* [What needs to be done] Lines holding the string "daemon": copy each one from the listing below.

* [Task material]

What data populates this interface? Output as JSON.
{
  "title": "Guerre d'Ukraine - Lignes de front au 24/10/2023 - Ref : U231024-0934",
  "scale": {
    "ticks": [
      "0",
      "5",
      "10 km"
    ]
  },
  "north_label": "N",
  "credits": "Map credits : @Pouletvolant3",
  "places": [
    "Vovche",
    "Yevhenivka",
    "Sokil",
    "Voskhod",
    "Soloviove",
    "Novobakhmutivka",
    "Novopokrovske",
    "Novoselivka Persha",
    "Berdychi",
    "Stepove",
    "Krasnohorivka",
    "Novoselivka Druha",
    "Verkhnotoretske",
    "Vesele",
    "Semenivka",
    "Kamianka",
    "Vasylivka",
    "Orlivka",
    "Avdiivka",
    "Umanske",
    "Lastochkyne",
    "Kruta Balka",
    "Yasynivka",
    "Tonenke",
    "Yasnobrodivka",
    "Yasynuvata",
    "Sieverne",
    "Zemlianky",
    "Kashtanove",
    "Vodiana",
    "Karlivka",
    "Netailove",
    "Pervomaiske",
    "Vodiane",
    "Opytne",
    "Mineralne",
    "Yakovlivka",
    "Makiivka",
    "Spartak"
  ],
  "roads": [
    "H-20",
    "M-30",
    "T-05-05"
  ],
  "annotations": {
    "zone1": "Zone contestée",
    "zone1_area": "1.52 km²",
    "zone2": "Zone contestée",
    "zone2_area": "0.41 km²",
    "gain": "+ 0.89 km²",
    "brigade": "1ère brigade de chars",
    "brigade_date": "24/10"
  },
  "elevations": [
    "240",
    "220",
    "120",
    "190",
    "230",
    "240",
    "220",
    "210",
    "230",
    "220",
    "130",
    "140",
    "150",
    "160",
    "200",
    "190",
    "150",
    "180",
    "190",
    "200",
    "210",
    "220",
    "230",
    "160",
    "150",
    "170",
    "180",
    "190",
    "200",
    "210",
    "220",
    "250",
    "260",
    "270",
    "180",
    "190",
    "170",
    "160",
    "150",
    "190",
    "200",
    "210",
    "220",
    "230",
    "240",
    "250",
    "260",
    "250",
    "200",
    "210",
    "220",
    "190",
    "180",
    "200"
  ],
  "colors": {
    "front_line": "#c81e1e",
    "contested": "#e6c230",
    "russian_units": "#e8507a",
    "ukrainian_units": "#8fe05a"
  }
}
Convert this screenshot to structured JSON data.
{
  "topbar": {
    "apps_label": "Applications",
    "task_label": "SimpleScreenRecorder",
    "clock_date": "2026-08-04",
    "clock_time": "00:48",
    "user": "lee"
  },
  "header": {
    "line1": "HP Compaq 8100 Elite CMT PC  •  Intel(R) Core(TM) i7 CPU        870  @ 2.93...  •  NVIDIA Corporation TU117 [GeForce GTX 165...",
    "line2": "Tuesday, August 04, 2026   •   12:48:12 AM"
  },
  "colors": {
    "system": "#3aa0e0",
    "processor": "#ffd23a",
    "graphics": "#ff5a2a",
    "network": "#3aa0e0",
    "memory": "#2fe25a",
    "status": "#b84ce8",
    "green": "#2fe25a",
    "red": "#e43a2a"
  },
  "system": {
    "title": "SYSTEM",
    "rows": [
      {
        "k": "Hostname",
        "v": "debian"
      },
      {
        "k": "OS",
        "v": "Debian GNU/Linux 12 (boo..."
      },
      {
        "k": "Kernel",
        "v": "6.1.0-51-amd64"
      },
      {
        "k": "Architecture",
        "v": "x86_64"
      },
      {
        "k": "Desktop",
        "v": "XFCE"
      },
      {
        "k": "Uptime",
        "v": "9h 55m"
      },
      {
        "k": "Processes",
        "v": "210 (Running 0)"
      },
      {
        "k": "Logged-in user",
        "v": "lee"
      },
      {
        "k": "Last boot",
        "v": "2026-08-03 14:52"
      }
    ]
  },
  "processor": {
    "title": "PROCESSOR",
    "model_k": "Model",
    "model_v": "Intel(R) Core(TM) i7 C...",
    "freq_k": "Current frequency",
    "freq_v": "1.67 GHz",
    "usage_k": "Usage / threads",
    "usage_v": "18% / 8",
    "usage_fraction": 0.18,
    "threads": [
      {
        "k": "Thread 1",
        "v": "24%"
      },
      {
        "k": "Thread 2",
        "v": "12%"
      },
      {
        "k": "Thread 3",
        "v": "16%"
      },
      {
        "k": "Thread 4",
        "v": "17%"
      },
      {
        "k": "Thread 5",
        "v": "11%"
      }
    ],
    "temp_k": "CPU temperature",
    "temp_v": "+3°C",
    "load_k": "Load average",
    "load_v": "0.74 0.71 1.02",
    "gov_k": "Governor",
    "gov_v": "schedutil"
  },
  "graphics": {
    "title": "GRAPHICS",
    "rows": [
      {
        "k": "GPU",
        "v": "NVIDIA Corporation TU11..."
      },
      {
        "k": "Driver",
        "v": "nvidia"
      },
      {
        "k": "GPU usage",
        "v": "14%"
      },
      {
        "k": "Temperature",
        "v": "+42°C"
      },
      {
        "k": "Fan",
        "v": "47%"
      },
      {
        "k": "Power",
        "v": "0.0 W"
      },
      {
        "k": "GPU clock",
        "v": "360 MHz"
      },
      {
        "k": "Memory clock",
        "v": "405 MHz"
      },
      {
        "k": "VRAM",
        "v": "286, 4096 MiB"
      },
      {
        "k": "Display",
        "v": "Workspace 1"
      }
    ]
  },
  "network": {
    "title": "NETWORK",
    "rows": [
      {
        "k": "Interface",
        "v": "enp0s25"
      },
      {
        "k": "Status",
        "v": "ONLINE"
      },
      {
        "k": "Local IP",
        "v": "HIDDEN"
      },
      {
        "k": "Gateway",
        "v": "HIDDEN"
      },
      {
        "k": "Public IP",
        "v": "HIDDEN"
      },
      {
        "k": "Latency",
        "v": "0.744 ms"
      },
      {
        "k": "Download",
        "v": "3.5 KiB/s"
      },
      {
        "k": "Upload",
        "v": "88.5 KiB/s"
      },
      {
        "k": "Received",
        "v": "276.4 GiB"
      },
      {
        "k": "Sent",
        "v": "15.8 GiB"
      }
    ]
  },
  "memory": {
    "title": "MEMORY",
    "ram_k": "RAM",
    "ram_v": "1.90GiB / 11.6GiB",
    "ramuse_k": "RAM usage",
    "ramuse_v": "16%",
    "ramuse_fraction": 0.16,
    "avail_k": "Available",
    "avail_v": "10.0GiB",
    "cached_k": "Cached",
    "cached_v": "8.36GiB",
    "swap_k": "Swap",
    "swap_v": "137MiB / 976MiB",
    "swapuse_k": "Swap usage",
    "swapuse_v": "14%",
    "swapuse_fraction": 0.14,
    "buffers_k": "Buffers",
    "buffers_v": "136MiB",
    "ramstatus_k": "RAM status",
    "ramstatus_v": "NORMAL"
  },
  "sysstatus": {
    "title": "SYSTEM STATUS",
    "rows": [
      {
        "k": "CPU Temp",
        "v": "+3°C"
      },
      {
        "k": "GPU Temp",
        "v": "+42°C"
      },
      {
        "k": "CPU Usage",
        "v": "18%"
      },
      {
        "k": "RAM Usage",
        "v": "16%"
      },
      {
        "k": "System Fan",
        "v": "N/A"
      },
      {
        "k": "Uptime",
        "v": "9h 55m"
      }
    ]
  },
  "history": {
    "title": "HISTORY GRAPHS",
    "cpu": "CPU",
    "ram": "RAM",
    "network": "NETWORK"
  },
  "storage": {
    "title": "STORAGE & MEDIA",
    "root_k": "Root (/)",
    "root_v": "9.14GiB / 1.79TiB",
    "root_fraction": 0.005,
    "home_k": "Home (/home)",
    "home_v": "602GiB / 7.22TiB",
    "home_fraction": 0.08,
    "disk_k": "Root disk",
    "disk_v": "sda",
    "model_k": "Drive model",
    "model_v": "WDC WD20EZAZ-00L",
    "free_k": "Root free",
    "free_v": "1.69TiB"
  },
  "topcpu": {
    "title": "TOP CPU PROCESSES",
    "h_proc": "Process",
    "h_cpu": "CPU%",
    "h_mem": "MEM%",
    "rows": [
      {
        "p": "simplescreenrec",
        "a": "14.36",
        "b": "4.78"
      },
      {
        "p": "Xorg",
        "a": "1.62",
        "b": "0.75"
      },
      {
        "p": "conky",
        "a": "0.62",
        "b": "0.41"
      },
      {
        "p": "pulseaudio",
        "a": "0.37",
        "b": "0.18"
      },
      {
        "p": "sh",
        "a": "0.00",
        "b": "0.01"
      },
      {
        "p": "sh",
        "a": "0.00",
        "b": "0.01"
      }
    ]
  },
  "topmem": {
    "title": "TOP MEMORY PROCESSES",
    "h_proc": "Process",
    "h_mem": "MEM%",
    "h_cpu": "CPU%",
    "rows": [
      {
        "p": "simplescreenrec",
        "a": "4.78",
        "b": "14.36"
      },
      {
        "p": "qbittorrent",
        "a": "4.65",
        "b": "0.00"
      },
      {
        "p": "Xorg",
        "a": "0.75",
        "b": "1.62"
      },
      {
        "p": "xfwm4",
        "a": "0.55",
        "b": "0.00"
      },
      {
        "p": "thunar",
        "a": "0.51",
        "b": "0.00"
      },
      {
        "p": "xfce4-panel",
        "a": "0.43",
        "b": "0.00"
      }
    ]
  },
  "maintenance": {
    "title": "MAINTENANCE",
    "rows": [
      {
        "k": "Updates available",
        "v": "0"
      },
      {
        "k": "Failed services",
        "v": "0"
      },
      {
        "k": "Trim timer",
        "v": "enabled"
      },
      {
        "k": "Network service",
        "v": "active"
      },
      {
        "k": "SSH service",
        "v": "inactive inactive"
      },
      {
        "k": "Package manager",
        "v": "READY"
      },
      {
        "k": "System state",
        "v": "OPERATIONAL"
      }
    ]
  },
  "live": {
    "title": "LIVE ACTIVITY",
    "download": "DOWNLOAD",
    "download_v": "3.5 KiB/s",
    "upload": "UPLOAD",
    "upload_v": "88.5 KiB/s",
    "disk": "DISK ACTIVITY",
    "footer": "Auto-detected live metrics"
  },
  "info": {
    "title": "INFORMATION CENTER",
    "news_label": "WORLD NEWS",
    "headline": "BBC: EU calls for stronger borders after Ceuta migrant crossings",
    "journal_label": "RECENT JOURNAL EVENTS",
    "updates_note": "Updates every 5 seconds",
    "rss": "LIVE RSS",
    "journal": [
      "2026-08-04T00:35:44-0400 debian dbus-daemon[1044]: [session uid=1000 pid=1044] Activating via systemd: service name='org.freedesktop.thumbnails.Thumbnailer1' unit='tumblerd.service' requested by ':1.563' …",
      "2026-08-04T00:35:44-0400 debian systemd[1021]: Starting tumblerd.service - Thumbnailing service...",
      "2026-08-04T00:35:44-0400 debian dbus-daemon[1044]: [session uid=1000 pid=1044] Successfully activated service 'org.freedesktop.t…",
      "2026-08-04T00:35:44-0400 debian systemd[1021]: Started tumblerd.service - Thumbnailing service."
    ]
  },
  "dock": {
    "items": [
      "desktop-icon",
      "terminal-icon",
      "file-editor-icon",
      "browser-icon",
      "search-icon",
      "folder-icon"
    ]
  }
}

* [Final answer]
      "2026-08-04T00:35:44-0400 debian dbus-daemon[1044]: [session uid=1000 pid=1044] Activating via systemd: service name='org.freedesktop.thumbnails.Thumbnailer1' unit='tumblerd.service' requested by ':1.563' …",
      "2026-08-04T00:35:44-0400 debian dbus-daemon[1044]: [session uid=1000 pid=1044] Successfully activated service 'org.freedesktop.t…",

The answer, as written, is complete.